### Task description
Please print each entry below exactly as it reads.

** Opening Extracted data block **

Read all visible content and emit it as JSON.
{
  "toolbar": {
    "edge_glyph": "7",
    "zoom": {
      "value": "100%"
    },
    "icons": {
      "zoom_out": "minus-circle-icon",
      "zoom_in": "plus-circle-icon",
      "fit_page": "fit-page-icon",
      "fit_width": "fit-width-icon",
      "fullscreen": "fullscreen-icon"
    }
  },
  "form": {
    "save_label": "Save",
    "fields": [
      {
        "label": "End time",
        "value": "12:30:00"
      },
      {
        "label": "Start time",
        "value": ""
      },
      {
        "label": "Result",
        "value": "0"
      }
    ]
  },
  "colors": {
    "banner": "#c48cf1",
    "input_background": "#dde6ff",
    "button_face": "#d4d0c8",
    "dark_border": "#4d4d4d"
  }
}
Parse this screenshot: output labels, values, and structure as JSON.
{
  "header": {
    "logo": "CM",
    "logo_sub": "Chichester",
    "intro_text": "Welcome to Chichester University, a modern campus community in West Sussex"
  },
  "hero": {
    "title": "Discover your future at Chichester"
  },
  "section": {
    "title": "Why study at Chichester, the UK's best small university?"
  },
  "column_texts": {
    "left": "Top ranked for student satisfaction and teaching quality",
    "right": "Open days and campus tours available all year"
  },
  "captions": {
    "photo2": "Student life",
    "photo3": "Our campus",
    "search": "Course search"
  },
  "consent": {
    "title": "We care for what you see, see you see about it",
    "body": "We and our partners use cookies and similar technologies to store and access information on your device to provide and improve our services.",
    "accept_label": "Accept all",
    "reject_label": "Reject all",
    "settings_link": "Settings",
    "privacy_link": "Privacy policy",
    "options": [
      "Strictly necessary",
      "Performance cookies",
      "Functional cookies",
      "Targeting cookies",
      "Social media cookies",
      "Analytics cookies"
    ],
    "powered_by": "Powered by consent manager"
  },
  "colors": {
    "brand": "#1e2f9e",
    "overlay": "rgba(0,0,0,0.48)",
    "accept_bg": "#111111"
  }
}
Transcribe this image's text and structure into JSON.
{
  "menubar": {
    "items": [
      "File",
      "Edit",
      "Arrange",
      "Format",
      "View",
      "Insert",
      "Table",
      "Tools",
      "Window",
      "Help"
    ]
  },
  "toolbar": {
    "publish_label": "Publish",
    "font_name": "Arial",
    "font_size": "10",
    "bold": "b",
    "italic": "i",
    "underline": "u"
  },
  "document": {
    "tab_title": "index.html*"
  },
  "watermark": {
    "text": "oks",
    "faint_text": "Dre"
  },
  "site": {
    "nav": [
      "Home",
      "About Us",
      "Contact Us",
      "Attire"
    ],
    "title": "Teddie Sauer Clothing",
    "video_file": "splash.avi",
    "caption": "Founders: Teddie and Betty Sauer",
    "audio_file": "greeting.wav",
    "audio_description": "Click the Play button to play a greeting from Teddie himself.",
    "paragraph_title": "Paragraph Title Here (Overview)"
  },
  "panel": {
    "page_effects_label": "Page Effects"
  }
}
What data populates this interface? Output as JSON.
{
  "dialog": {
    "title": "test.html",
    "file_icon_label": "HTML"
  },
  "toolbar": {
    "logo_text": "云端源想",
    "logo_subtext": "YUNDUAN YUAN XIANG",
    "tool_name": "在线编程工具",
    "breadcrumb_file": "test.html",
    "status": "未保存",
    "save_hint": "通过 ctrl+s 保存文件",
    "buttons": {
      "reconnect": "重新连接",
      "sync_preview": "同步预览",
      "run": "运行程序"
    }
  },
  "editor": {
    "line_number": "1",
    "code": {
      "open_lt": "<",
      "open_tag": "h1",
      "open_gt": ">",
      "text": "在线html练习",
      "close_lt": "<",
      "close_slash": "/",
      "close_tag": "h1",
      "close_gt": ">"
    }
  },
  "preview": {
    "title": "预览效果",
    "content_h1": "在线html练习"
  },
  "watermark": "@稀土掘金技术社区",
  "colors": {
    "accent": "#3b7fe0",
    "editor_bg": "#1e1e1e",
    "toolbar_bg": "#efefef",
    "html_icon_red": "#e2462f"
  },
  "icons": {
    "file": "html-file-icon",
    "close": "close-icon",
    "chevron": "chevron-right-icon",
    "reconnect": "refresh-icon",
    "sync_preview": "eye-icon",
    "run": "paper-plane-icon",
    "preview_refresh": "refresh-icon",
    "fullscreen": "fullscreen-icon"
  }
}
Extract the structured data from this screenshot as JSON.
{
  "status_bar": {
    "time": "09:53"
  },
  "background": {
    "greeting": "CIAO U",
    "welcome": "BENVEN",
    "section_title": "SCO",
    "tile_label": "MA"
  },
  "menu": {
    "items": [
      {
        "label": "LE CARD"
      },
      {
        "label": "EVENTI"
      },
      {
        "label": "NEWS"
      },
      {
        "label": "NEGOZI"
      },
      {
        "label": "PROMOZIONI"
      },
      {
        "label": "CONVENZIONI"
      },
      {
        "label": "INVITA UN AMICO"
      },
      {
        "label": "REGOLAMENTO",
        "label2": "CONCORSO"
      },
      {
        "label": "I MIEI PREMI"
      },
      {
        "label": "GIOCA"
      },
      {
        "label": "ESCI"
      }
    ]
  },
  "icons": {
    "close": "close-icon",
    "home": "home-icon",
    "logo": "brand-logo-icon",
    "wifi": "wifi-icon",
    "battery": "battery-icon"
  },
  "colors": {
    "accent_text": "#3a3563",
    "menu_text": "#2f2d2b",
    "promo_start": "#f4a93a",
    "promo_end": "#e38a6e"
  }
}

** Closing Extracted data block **

### Written reply
Read all visible content and emit it as JSON.
{
  "toolbar": {
    "edge_glyph": "7",
    "zoom": {
      "value": "100%"
    },
    "icons": {
      "zoom_out": "minus-circle-icon",
      "zoom_in": "plus-circle-icon",
      "fit_page": "fit-page-icon",
      "fit_width": "fit-width-icon",
      "fullscreen": "fullscreen-icon"
    }
  },
  "form": {
    "save_label": "Save",
    "fields": [
      {
        "label": "End time",
        "value": "12:30:00"
      },
      {
        "label": "Start time",
        "value": ""
      },
      {
        "label": "Result",
        "value": "0"
      }
    ]
  },
  "colors": {
    "banner": "#c48cf1",
    "input_background": "#dde6ff",
    "button_face": "#d4d0c8",
    "dark_border": "#4d4d4d"
  }
}
Parse this screenshot: output labels, values, and structure as JSON.
{
  "header": {
    "logo": "CM",
    "logo_sub": "Chichester",
    "intro_text": "Welcome to Chichester University, a modern campus community in West Sussex"
  },
  "hero": {
    "title": "Discover your future at Chichester"
  },
  "section": {
    "title": "Why study at Chichester, the UK's best small university?"
  },
  "column_texts": {
    "left": "Top ranked for student satisfaction and teaching quality",
    "right": "Open days and campus tours available all year"
  },
  "captions": {
    "photo2": "Student life",
    "photo3": "Our campus",
    "search": "Course search"
  },
  "consent": {
    "title": "We care for what you see, see you see about it",
    "body": "We and our partners use cookies and similar technologies to store and access information on your device to provide and improve our services.",
    "accept_label": "Accept all",
    "reject_label": "Reject all",
    "settings_link": "Settings",
    "privacy_link": "Privacy policy",
    "options": [
      "Strictly necessary",
      "Performance cookies",
      "Functional cookies",
      "Targeting cookies",
      "Social media cookies",
      "Analytics cookies"
    ],
    "powered_by": "Powered by consent manager"
  },
  "colors": {
    "brand": "#1e2f9e",
    "overlay": "rgba(0,0,0,0.48)",
    "accept_bg": "#111111"
  }
}
Transcribe this image's text and structure into JSON.
{
  "menubar": {
    "items": [
      "File",
      "Edit",
      "Arrange",
      "Format",
      "View",
      "Insert",
      "Table",
      "Tools",
      "Window",
      "Help"
    ]
  },
  "toolbar": {
    "publish_label": "Publish",
    "font_name": "Arial",
    "font_size": "10",
    "bold": "b",
    "italic": "i",
    "underline": "u"
  },
  "document": {
    "tab_title": "index.html*"
  },
  "watermark": {
    "text": "oks",
    "faint_text": "Dre"
  },
  "site": {
    "nav": [
      "Home",
      "About Us",
      "Contact Us",
      "Attire"
    ],
    "title": "Teddie Sauer Clothing",
    "video_file": "splash.avi",
    "caption": "Founders: Teddie and Betty Sauer",
    "audio_file": "greeting.wav",
    "audio_description": "Click the Play button to play a greeting from Teddie himself.",
    "paragraph_title": "Paragraph Title Here (Overview)"
  },
  "panel": {
    "page_effects_label": "Page Effects"
  }
}
What data populates this interface? Output as JSON.
{
  "dialog": {
    "title": "test.html",
    "file_icon_label": "HTML"
  },
  "toolbar": {
    "logo_text": "云端源想",
    "logo_subtext": "YUNDUAN YUAN XIANG",
    "tool_name": "在线编程工具",
    "breadcrumb_file": "test.html",
    "status": "未保存",
    "save_hint": "通过 ctrl+s 保存文件",
    "buttons": {
      "reconnect": "重新连接",
      "sync_preview": "同步预览",
      "run": "运行程序"
    }
  },
  "editor": {
    "line_number": "1",
    "code": {
      "open_lt": "<",
      "open_tag": "h1",
      "open_gt": ">",
      "text": "在线html练习",
      "close_lt": "<",
      "close_slash": "/",
      "close_tag": "h1",
      "close_gt": ">"
    }
  },
  "preview": {
    "title": "预览效果",
    "content_h1": "在线html练习"
  },
  "watermark": "@稀土掘金技术社区",
  "colors": {
    "accent": "#3b7fe0",
    "editor_bg": "#1e1e1e",
    "toolbar_bg": "#efefef",
    "html_icon_red": "#e2462f"
  },
  "icons": {
    "file": "html-file-icon",
    "close": "close-icon",
    "chevron": "chevron-right-icon",
    "reconnect": "refresh-icon",
    "sync_preview": "eye-icon",
    "run": "paper-plane-icon",
    "preview_refresh": "refresh-icon",
    "fullscreen": "fullscreen-icon"
  }
}
Extract the structured data from this screenshot as JSON.
{
  "status_bar": {
    "time": "09:53"
  },
  "background": {
    "greeting": "CIAO U",
    "welcome": "BENVEN",
    "section_title": "SCO",
    "tile_label": "MA"
  },
  "menu": {
    "items": [
      {
        "label": "LE CARD"
      },
      {
        "label": "EVENTI"
      },
      {
        "label": "NEWS"
      },
      {
        "label": "NEGOZI"
      },
      {
        "label": "PROMOZIONI"
      },
      {
        "label": "CONVENZIONI"
      },
      {
        "label": "INVITA UN AMICO"
      },
      {
        "label": "REGOLAMENTO",
        "label2": "CONCORSO"
      },
      {
        "label": "I MIEI PREMI"
      },
      {
        "label": "GIOCA"
      },
      {
        "label": "ESCI"
      }
    ]
  },
  "icons": {
    "close": "close-icon",
    "home": "home-icon",
    "logo": "brand-logo-icon",
    "wifi": "wifi-icon",
    "battery": "battery-icon"
  },
  "colors": {
    "accent_text": "#3a3563",
    "menu_text": "#2f2d2b",
    "promo_start": "#f4a93a",
    "promo_end": "#e38a6e"
  }
}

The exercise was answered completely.